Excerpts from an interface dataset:
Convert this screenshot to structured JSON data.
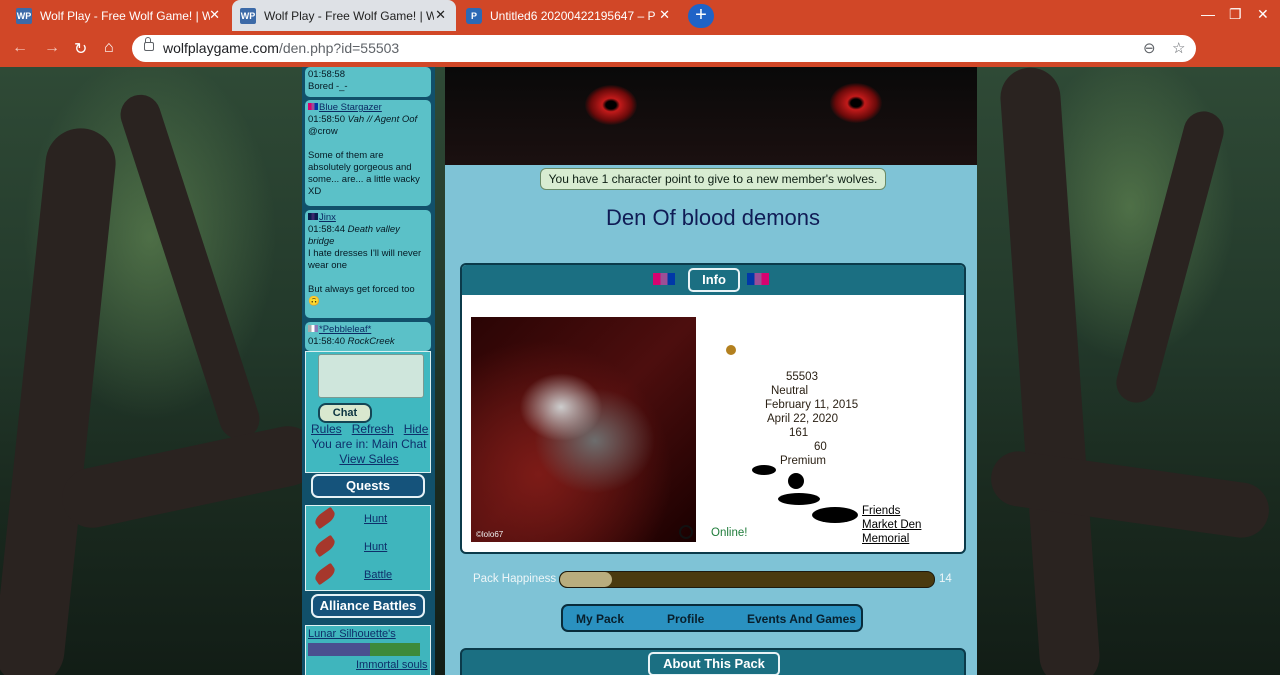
{
  "browser": {
    "tabs": [
      {
        "favicon": "WP",
        "title": "Wolf Play - Free Wolf Game! | W",
        "close": "✕"
      },
      {
        "favicon": "WP",
        "title": "Wolf Play - Free Wolf Game! | W",
        "close": "✕"
      },
      {
        "favicon": "P",
        "title": "Untitled6 20200422195647 – P",
        "close": "✕"
      }
    ],
    "new_tab": "+",
    "window": {
      "minimize": "—",
      "maximize": "❐",
      "close": "✕"
    },
    "url_host": "wolfplaygame.com",
    "url_path": "/den.php?id=55503",
    "nav": {
      "back": "←",
      "forward": "→",
      "reload": "↻",
      "home": "⌂"
    },
    "omni_icons": {
      "zoom": "⊖",
      "star": "☆"
    }
  },
  "chat": {
    "messages": [
      {
        "user": "",
        "time": "01:58:58",
        "location": "",
        "text": "Bored -_-"
      },
      {
        "user": "Blue Stargazer",
        "time": "01:58:50",
        "location": "Vah // Agent Oof",
        "text": "@crow\n\nSome of them are absolutely gorgeous and some... are... a little wacky XD"
      },
      {
        "user": "Jinx",
        "time": "01:58:44",
        "location": "Death valley bridge",
        "text": "I hate dresses I'll will never wear one\n\nBut always get forced too 🙃"
      },
      {
        "user": "*Pebbleleaf*",
        "time": "01:58:40",
        "location": "RockCreek",
        "text": ""
      }
    ],
    "send_label": "Chat",
    "links": [
      "Rules",
      "Refresh",
      "Hide"
    ],
    "location_text": "You are in: Main Chat",
    "view_sales": "View Sales"
  },
  "quests": {
    "title": "Quests",
    "items": [
      "Hunt",
      "Hunt",
      "Battle"
    ]
  },
  "alliance": {
    "title": "Alliance Battles",
    "team": "Lunar Silhouette's",
    "opponent": "Immortal souls"
  },
  "den": {
    "notice": "You have 1 character point to give to a new member's wolves.",
    "name": "Den Of blood demons",
    "info_tab": "Info",
    "image_signature": "©lolo67",
    "details": {
      "id": "55503",
      "alignment": "Neutral",
      "created": "February 11, 2015",
      "last_active": "April 22, 2020",
      "members": "161",
      "level": "60",
      "membership": "Premium"
    },
    "status": "Online!",
    "links": [
      "Friends",
      "Market Den",
      "Memorial"
    ],
    "happiness_label": "Pack Happiness",
    "happiness_value": "14",
    "happiness_fraction": 0.14,
    "nav": [
      "My Pack",
      "Profile",
      "Events And Games"
    ],
    "about_title": "About This Pack"
  },
  "colors": {
    "chrome": "#d14727",
    "sidebar": "#11506a",
    "main": "#7fc3d6",
    "header": "#1b6f82"
  }
}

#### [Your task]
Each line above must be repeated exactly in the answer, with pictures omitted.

#### [Result of the task]
Convert this screenshot to structured JSON data.
{
  "browser": {
    "tabs": [
      {
        "favicon": "WP",
        "title": "Wolf Play - Free Wolf Game! | W",
        "close": "✕"
      },
      {
        "favicon": "WP",
        "title": "Wolf Play - Free Wolf Game! | W",
        "close": "✕"
      },
      {
        "favicon": "P",
        "title": "Untitled6 20200422195647 – P",
        "close": "✕"
      }
    ],
    "new_tab": "+",
    "window": {
      "minimize": "—",
      "maximize": "❐",
      "close": "✕"
    },
    "url_host": "wolfplaygame.com",
    "url_path": "/den.php?id=55503",
    "nav": {
      "back": "←",
      "forward": "→",
      "reload": "↻",
      "home": "⌂"
    },
    "omni_icons": {
      "zoom": "⊖",
      "star": "☆"
    }
  },
  "chat": {
    "messages": [
      {
        "user": "",
        "time": "01:58:58",
        "location": "",
        "text": "Bored -_-"
      },
      {
        "user": "Blue Stargazer",
        "time": "01:58:50",
        "location": "Vah // Agent Oof",
        "text": "@crow\n\nSome of them are absolutely gorgeous and some... are... a little wacky XD"
      },
      {
        "user": "Jinx",
        "time": "01:58:44",
        "location": "Death valley bridge",
        "text": "I hate dresses I'll will never wear one\n\nBut always get forced too 🙃"
      },
      {
        "user": "*Pebbleleaf*",
        "time": "01:58:40",
        "location": "RockCreek",
        "text": ""
      }
    ],
    "send_label": "Chat",
    "links": [
      "Rules",
      "Refresh",
      "Hide"
    ],
    "location_text": "You are in: Main Chat",
    "view_sales": "View Sales"
  },
  "quests": {
    "title": "Quests",
    "items": [
      "Hunt",
      "Hunt",
      "Battle"
    ]
  },
  "alliance": {
    "title": "Alliance Battles",
    "team": "Lunar Silhouette's",
    "opponent": "Immortal souls"
  },
  "den": {
    "notice": "You have 1 character point to give to a new member's wolves.",
    "name": "Den Of blood demons",
    "info_tab": "Info",
    "image_signature": "©lolo67",
    "details": {
      "id": "55503",
      "alignment": "Neutral",
      "created": "February 11, 2015",
      "last_active": "April 22, 2020",
      "members": "161",
      "level": "60",
      "membership": "Premium"
    },
    "status": "Online!",
    "links": [
      "Friends",
      "Market Den",
      "Memorial"
    ],
    "happiness_label": "Pack Happiness",
    "happiness_value": "14",
    "happiness_fraction": 0.14,
    "nav": [
      "My Pack",
      "Profile",
      "Events And Games"
    ],
    "about_title": "About This Pack"
  },
  "colors": {
    "chrome": "#d14727",
    "sidebar": "#11506a",
    "main": "#7fc3d6",
    "header": "#1b6f82"
  }
}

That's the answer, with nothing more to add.